[Stored items from a collection]

____

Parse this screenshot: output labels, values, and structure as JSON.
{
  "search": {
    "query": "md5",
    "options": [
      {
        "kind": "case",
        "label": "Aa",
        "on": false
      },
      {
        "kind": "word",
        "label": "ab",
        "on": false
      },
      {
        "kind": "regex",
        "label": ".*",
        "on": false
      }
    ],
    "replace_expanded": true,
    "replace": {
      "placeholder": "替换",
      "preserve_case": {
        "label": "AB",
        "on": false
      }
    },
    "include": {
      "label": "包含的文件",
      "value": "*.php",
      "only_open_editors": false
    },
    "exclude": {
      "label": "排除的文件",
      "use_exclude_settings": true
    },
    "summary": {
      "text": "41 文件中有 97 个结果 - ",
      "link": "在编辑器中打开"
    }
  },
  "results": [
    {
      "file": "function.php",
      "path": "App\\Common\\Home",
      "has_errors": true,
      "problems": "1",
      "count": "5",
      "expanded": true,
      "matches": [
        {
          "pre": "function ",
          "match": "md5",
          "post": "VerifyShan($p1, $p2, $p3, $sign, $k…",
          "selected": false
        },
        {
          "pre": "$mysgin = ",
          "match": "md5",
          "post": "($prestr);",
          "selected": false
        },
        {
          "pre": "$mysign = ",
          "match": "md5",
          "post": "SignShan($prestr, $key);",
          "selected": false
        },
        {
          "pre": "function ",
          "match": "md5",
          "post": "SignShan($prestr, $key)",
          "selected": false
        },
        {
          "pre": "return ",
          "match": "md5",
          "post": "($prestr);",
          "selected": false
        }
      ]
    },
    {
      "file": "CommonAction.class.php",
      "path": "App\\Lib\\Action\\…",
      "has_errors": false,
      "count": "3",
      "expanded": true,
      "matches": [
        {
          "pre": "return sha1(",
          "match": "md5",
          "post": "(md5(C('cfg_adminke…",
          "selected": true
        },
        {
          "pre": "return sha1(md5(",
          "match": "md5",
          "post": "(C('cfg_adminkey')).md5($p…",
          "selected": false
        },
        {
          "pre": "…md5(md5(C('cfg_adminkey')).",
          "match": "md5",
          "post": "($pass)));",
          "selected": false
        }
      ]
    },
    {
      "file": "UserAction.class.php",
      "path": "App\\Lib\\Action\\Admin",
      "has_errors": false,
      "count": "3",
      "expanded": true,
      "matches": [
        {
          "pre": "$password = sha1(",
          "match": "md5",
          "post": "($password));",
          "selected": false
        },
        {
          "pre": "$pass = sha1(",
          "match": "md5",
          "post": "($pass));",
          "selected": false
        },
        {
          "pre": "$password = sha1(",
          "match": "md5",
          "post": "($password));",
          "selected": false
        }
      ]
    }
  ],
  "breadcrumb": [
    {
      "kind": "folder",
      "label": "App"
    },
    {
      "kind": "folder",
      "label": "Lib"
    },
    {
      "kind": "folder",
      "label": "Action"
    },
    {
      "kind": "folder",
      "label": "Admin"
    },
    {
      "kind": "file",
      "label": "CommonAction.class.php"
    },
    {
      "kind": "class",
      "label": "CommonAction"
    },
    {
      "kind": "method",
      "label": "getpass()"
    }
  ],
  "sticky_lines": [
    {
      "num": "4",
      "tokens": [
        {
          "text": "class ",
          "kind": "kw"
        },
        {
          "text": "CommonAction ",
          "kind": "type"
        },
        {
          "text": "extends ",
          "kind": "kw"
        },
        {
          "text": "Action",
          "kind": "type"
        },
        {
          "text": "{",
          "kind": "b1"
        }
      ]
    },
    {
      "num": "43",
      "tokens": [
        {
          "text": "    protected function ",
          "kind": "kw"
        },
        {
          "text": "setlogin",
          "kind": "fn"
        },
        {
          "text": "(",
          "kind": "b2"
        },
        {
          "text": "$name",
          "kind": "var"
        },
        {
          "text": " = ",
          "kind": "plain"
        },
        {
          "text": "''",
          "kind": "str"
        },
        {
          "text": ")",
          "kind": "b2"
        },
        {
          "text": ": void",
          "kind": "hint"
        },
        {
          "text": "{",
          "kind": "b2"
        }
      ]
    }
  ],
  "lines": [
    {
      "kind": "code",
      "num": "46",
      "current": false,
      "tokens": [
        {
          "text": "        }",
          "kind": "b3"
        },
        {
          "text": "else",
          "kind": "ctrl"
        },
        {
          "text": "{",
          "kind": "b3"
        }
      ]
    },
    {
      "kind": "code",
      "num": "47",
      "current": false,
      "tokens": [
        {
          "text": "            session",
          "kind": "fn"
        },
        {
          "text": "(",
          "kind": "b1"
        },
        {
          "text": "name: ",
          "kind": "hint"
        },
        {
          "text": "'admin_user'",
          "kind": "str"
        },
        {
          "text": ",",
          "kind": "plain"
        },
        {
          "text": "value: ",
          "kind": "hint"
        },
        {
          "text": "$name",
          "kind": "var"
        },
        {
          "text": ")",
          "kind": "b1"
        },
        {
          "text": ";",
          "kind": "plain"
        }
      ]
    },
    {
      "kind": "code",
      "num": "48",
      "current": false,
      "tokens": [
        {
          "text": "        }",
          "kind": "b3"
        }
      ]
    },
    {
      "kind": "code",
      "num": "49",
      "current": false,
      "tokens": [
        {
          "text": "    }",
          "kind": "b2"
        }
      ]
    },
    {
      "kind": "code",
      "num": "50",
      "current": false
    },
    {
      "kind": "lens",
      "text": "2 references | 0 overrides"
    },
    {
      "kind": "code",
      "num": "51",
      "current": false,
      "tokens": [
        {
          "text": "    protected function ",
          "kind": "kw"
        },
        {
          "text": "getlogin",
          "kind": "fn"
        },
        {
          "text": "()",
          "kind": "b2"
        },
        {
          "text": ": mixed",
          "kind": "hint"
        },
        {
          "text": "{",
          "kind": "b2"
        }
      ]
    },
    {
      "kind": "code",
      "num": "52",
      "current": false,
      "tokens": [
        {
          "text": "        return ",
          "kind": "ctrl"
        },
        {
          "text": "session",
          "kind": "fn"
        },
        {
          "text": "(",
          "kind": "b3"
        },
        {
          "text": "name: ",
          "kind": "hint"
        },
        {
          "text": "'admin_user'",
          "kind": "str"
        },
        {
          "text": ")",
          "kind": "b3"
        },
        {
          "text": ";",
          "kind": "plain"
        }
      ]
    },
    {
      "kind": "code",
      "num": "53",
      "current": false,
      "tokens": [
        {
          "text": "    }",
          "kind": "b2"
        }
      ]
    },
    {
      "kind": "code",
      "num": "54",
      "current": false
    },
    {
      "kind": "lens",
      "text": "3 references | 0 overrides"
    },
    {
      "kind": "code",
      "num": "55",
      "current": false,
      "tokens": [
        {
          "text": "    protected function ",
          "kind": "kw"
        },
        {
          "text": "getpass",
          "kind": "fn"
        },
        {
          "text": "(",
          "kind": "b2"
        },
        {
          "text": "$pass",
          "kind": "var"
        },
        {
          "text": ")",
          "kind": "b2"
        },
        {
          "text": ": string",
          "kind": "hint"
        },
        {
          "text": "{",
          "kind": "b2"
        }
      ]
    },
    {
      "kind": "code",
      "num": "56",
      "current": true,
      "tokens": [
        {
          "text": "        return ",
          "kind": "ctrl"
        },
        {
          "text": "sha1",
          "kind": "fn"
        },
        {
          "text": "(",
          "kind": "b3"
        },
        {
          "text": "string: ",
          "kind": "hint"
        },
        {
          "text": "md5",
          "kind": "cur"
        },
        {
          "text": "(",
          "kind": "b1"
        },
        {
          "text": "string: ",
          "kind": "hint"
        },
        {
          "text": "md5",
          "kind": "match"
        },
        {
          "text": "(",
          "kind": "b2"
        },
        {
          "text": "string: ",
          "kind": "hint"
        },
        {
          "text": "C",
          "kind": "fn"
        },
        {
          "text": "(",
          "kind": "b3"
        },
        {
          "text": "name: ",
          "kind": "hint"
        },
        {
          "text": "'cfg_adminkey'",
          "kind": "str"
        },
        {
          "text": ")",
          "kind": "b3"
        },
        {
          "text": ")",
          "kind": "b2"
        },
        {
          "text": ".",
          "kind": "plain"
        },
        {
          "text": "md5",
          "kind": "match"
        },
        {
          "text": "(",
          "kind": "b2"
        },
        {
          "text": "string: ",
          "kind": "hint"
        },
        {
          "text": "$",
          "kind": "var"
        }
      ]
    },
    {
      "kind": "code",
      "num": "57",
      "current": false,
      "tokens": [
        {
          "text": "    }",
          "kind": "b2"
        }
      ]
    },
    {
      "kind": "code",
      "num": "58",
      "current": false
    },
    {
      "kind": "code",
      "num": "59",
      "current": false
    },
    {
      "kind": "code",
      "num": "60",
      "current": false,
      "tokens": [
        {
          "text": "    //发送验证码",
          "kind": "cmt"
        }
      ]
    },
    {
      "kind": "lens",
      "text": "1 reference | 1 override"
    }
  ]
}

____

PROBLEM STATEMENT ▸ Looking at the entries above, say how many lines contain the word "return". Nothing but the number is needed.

EXERCISE RESULT ▸ 5